Thresher sharks have prominent tails that scientists believe are used in hunting. Exactly how they use their tails to hunt was never well documented until recently. A new study analyzed footage from multiple hunting events to better understand just how the sharks go about slapping sardines. Fun fact: The sharks tail-slaps are so powerful they can release dissolved gasses out of the water into bubbles.
61 observations of the sharks were filmed with handheld underwater cameras at Pescador Island in the Philippines. 25 of those observations were of hunting events. The hunting events were observed at all hours of the day. Thresher sharks don’t care what time it is, because when you’re a thresher shark it’s always time to eat some tasty sardines, or at the very least just slap them around a little.
It turns out that slapping sardines is a pretty complicated process, and the study breaks the tail-slaps down into several phases. They are preparation, strike, wind-down recovery, and prey item collection phases. The sharks spend the most time in the preparation phase, because when you’re slapping sardines you want to be sure to get a really solid wind-up going into it.
The goal of the tail-slaps seems to be to stun the shark’s prey long enough for the shark to devour it. It appears as though the shark’s tail has evolved for the purpose of tail-slapping, and it’s done so quite well. Whatever else this study can teach us, one lesson is clear: Don’t mess with thresher sharks unless you want to get slapped.
- Maybe Sharknado 2 should add some tail-slapping thresher sharks

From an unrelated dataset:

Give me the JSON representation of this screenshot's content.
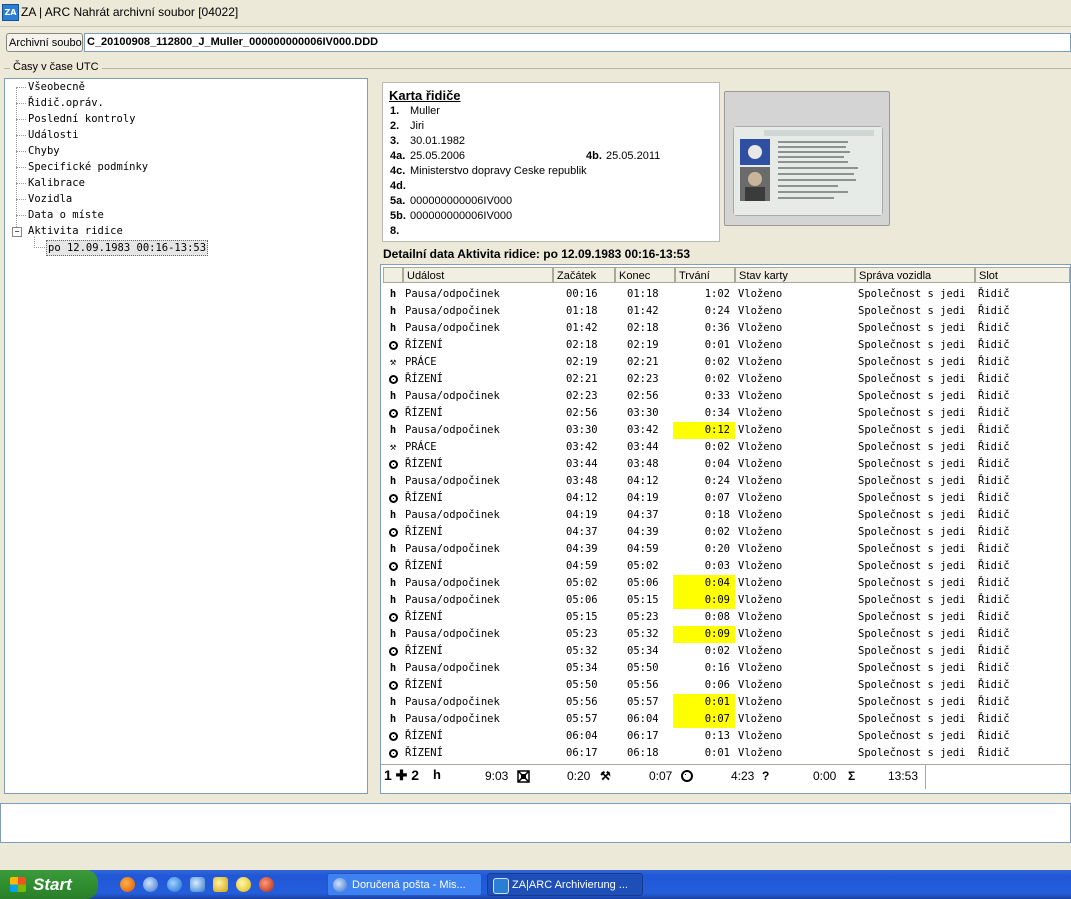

- This swordfish was caught by a fisherman, then attacked by a shark
- Beavers slap things with their tails too. They also chew people to death